== Information shown ==
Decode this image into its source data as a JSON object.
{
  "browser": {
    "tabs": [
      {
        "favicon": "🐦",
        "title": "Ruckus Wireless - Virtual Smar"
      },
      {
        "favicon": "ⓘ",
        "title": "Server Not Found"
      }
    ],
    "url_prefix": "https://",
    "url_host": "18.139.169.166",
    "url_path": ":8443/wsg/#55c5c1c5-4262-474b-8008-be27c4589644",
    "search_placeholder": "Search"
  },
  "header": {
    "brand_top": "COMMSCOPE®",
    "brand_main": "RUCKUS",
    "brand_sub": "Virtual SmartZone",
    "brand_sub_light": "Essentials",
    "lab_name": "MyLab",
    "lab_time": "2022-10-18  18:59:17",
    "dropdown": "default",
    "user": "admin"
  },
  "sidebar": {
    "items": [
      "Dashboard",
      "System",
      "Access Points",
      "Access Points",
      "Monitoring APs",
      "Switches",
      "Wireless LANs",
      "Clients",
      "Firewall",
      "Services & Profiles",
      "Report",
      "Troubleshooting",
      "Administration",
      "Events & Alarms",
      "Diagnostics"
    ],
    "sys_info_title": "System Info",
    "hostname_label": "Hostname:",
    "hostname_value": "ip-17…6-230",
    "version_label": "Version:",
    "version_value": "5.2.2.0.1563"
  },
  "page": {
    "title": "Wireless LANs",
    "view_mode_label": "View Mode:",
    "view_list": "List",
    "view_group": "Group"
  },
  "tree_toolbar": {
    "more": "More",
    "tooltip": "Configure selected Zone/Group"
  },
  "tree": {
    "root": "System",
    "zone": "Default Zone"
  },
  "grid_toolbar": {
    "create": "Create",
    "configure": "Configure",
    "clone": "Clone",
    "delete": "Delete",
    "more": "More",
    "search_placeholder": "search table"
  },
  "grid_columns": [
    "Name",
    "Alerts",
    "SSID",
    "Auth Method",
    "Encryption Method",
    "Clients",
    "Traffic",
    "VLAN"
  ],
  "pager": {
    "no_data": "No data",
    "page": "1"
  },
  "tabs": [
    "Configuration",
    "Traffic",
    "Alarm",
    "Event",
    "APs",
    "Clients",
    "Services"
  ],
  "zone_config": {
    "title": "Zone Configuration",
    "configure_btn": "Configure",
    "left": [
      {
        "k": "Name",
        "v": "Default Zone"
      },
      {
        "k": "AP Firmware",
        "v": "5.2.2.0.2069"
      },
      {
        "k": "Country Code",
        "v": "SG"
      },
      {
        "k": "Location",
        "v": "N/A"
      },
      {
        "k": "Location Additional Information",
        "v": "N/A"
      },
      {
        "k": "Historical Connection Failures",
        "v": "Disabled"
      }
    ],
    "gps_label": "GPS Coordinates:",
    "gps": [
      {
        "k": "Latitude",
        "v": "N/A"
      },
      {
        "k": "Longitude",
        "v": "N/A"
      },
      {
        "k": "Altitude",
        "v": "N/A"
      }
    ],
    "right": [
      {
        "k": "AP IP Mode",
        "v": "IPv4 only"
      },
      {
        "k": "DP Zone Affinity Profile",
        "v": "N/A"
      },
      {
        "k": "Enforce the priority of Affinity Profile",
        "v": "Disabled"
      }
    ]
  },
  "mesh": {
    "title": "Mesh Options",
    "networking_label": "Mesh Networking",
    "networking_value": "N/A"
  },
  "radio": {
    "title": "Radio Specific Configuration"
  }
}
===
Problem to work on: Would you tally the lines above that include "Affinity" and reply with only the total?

Response area: 2